### Try it
Read through the listing below and return only the lines containing "portrait".

### Input for this task
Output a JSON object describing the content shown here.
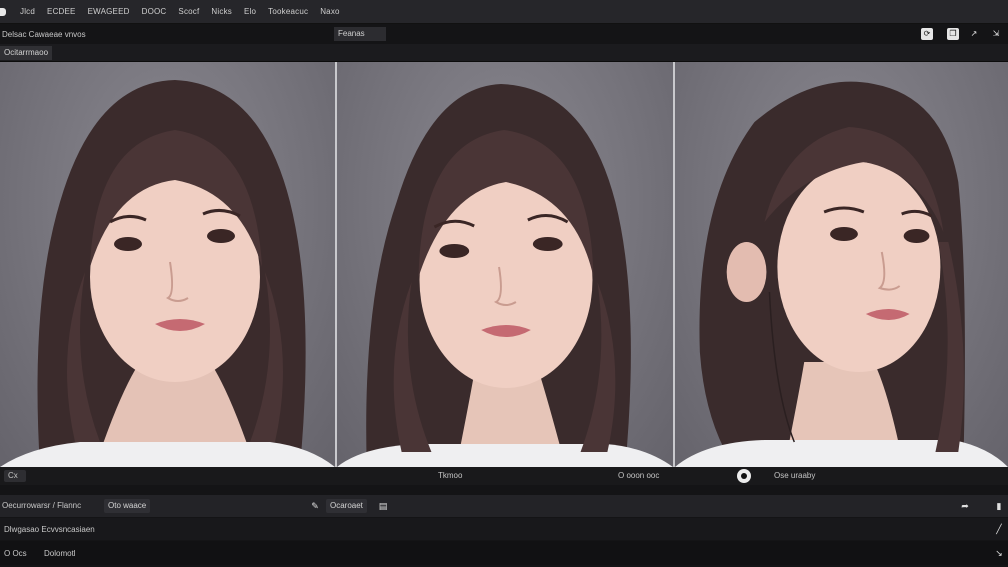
{
  "menubar": {
    "items": [
      "Jlcd",
      "ECDEE",
      "EWAGEED",
      "DOOC",
      "Scocf",
      "Nicks",
      "Elo",
      "Tookeacuc",
      "Naxo"
    ]
  },
  "toolbar": {
    "title": "Delsac Cawaeae vnvos",
    "field_value": "Feanas",
    "icons": [
      "refresh-icon",
      "copy-icon",
      "pointer-icon",
      "expand-icon"
    ]
  },
  "panel": {
    "tab_label": "Ocitarrmaoo"
  },
  "viewer": {
    "frames": [
      "portrait-frame-1",
      "portrait-frame-2",
      "portrait-frame-3"
    ]
  },
  "captionbar": {
    "left_label": "Cx",
    "center_label": "Tkmoo",
    "right_label": "O ooon ooc",
    "status_label": "Ose   uraaby"
  },
  "bottom": {
    "row1_left": "Oecurrowarsr / Flannc",
    "row1_pill": "Oto waace",
    "row1_mid": "Ocaroaet",
    "row2_left": "Dlwgasao Ecvvsncasiaen",
    "row3_left": "O  Ocs",
    "row3_mid": "Dolomotl"
  },
  "colors": {
    "accent": "#e6e6e6",
    "background": "#1c1c1e",
    "viewer_bg": "#7a7880"
  }
}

### Solution to the problem
      "portrait-frame-1",
      "portrait-frame-2",
      "portrait-frame-3"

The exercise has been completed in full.